This group focuses on the manufacturing of nanoparticles and well organized structures containing many nanoparticles. More generally, the field of nanotechnology focuses on small scale particles and devices. For instance, some of the particles we study such as Carbon Nanotubes (CNTs) can have diameters of less than 1 nm, this is roughly 100.000 times smaller than a human hair. At the same time these tubes can reach very long lengths, up to more than half a meter. This is a typical example of a one dimensional (1D) nanoparticle because it extends in one dimension, in contrast 2D materials such as graphene are essentially only one atom thick, but can extend in two lateral directions. Finally, 0D nanoparticles are typically more or less spherically shaped nanoscale material "dots", a well-known example of these are C60 "Bucky balls". In my research, we seek new fabrication methods for organizing these nanoparticles into 3D superstructures consisting of well-organized nanoparticles.
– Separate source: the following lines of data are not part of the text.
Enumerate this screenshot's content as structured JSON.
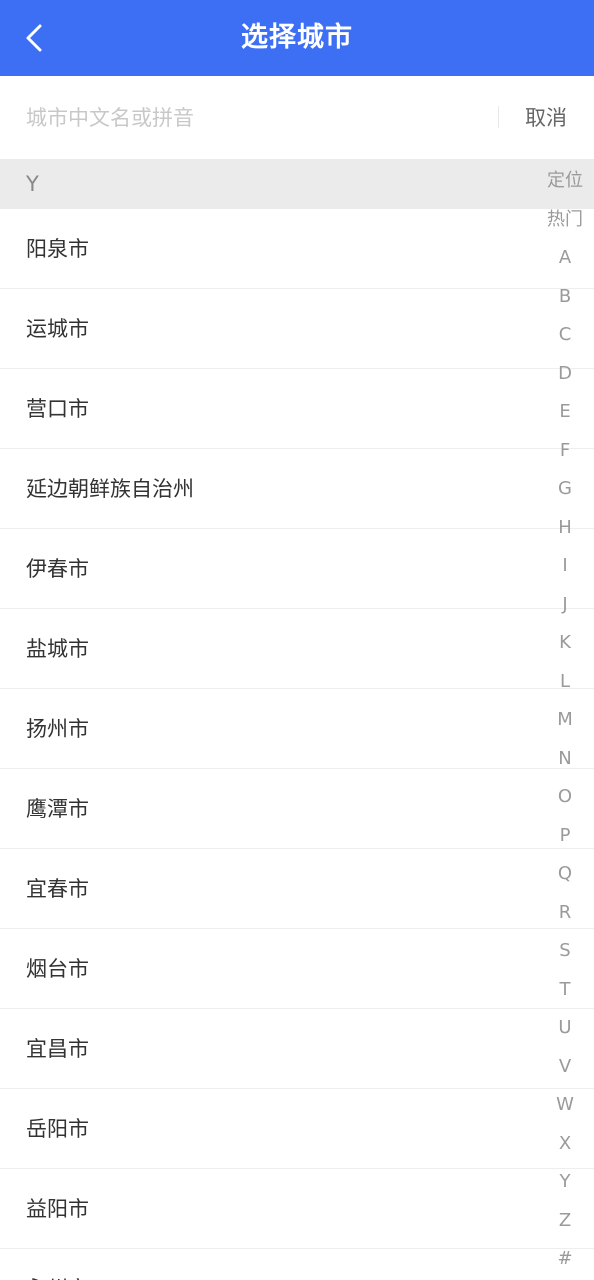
{
  "header": {
    "title": "选择城市",
    "background_color": "#3d6ff5"
  },
  "search": {
    "placeholder": "城市中文名或拼音",
    "cancel_label": "取消"
  },
  "section": {
    "letter": "Y"
  },
  "cities": [
    "阳泉市",
    "运城市",
    "营口市",
    "延边朝鲜族自治州",
    "伊春市",
    "盐城市",
    "扬州市",
    "鹰潭市",
    "宜春市",
    "烟台市",
    "宜昌市",
    "岳阳市",
    "益阳市",
    "永州市"
  ],
  "index_bar": [
    "定位",
    "热门",
    "A",
    "B",
    "C",
    "D",
    "E",
    "F",
    "G",
    "H",
    "I",
    "J",
    "K",
    "L",
    "M",
    "N",
    "O",
    "P",
    "Q",
    "R",
    "S",
    "T",
    "U",
    "V",
    "W",
    "X",
    "Y",
    "Z",
    "#"
  ]
}
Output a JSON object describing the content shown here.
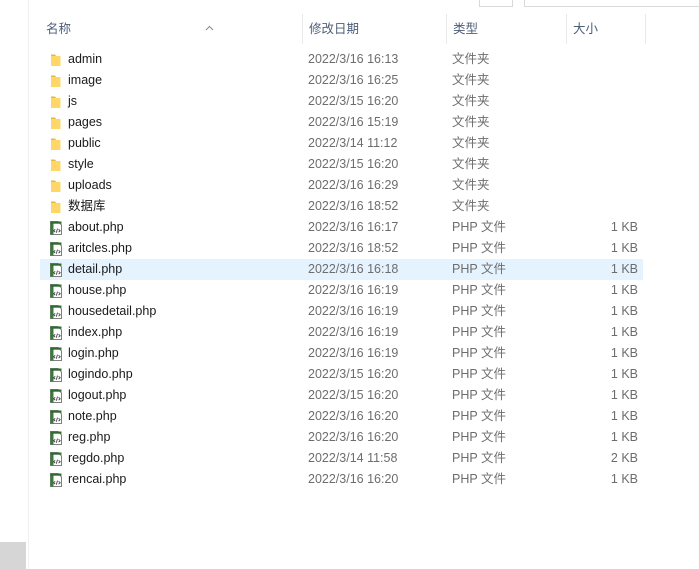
{
  "colors": {
    "folder": "#ffd768",
    "folder_tab": "#eab73c",
    "selected_row": "#e5f3ff",
    "header_text": "#4d5e78",
    "meta_text": "#6d6d6d"
  },
  "header": {
    "name": "名称",
    "date": "修改日期",
    "type": "类型",
    "size": "大小",
    "sorted_column": "name",
    "sort_icon": "sort-up-icon"
  },
  "files": [
    {
      "name": "admin",
      "date": "2022/3/16 16:13",
      "type": "文件夹",
      "size": "",
      "icon": "folder-icon"
    },
    {
      "name": "image",
      "date": "2022/3/16 16:25",
      "type": "文件夹",
      "size": "",
      "icon": "folder-icon"
    },
    {
      "name": "js",
      "date": "2022/3/15 16:20",
      "type": "文件夹",
      "size": "",
      "icon": "folder-icon"
    },
    {
      "name": "pages",
      "date": "2022/3/16 15:19",
      "type": "文件夹",
      "size": "",
      "icon": "folder-icon"
    },
    {
      "name": "public",
      "date": "2022/3/14 11:12",
      "type": "文件夹",
      "size": "",
      "icon": "folder-icon"
    },
    {
      "name": "style",
      "date": "2022/3/15 16:20",
      "type": "文件夹",
      "size": "",
      "icon": "folder-icon"
    },
    {
      "name": "uploads",
      "date": "2022/3/16 16:29",
      "type": "文件夹",
      "size": "",
      "icon": "folder-icon"
    },
    {
      "name": "数据库",
      "date": "2022/3/16 18:52",
      "type": "文件夹",
      "size": "",
      "icon": "folder-icon"
    },
    {
      "name": "about.php",
      "date": "2022/3/16 16:17",
      "type": "PHP 文件",
      "size": "1 KB",
      "icon": "php-file-icon"
    },
    {
      "name": "aritcles.php",
      "date": "2022/3/16 18:52",
      "type": "PHP 文件",
      "size": "1 KB",
      "icon": "php-file-icon"
    },
    {
      "name": "detail.php",
      "date": "2022/3/16 16:18",
      "type": "PHP 文件",
      "size": "1 KB",
      "icon": "php-file-icon",
      "selected": true
    },
    {
      "name": "house.php",
      "date": "2022/3/16 16:19",
      "type": "PHP 文件",
      "size": "1 KB",
      "icon": "php-file-icon"
    },
    {
      "name": "housedetail.php",
      "date": "2022/3/16 16:19",
      "type": "PHP 文件",
      "size": "1 KB",
      "icon": "php-file-icon"
    },
    {
      "name": "index.php",
      "date": "2022/3/16 16:19",
      "type": "PHP 文件",
      "size": "1 KB",
      "icon": "php-file-icon"
    },
    {
      "name": "login.php",
      "date": "2022/3/16 16:19",
      "type": "PHP 文件",
      "size": "1 KB",
      "icon": "php-file-icon"
    },
    {
      "name": "logindo.php",
      "date": "2022/3/15 16:20",
      "type": "PHP 文件",
      "size": "1 KB",
      "icon": "php-file-icon"
    },
    {
      "name": "logout.php",
      "date": "2022/3/15 16:20",
      "type": "PHP 文件",
      "size": "1 KB",
      "icon": "php-file-icon"
    },
    {
      "name": "note.php",
      "date": "2022/3/16 16:20",
      "type": "PHP 文件",
      "size": "1 KB",
      "icon": "php-file-icon"
    },
    {
      "name": "reg.php",
      "date": "2022/3/16 16:20",
      "type": "PHP 文件",
      "size": "1 KB",
      "icon": "php-file-icon"
    },
    {
      "name": "regdo.php",
      "date": "2022/3/14 11:58",
      "type": "PHP 文件",
      "size": "2 KB",
      "icon": "php-file-icon"
    },
    {
      "name": "rencai.php",
      "date": "2022/3/16 16:20",
      "type": "PHP 文件",
      "size": "1 KB",
      "icon": "php-file-icon"
    }
  ]
}
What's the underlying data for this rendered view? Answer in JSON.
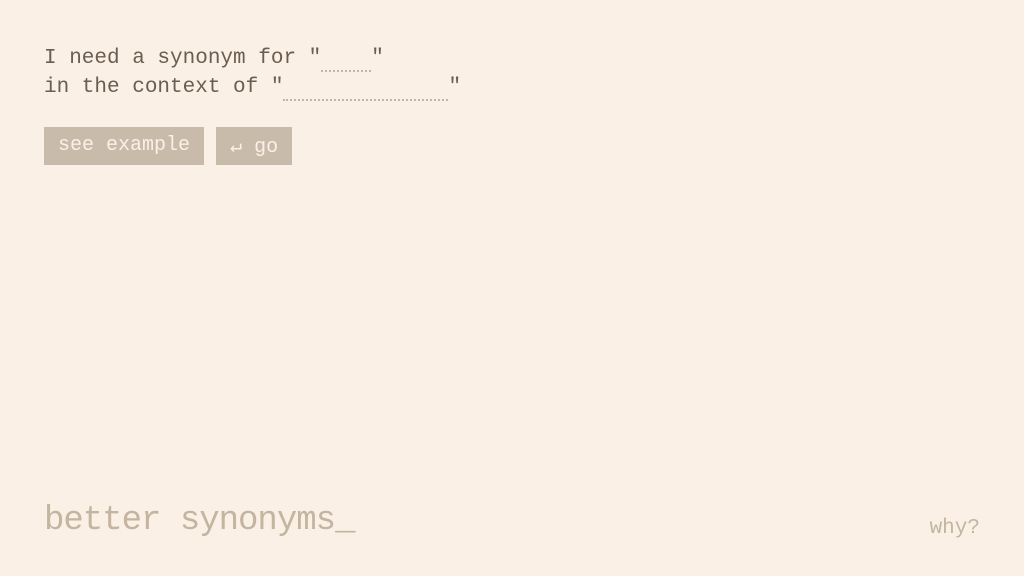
{
  "prompt": {
    "line1_prefix": "I need a synonym for \"",
    "line1_suffix": "\"",
    "line2_prefix": "in the context of \"",
    "line2_suffix": "\"",
    "word_value": "",
    "context_value": ""
  },
  "buttons": {
    "see_example": "see example",
    "go": "↵ go"
  },
  "footer": {
    "logo_text": "better synonyms",
    "logo_cursor": "_",
    "why_link": "why?"
  }
}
For this, we study the interactions between the nanoparticles as well as methods for packing and orgainizing them into well-defined structures. We mainly use carbon nanoparticles as a structural backbone, but hybrid and other particles are being developed as well.
Michael De Volder's Nanomanufacturing group focuses on the development of new processes to enhance the properties of nanoparticle assemblies. This includes CNTs, graphene, and amorphous carbon nanowires but also other nanoparticles, including metal oxides, polymers and hybrid materials. We are interested in processes that allow tuning nanoscale chemistry, microscale morphology, in conjunction with large scale production.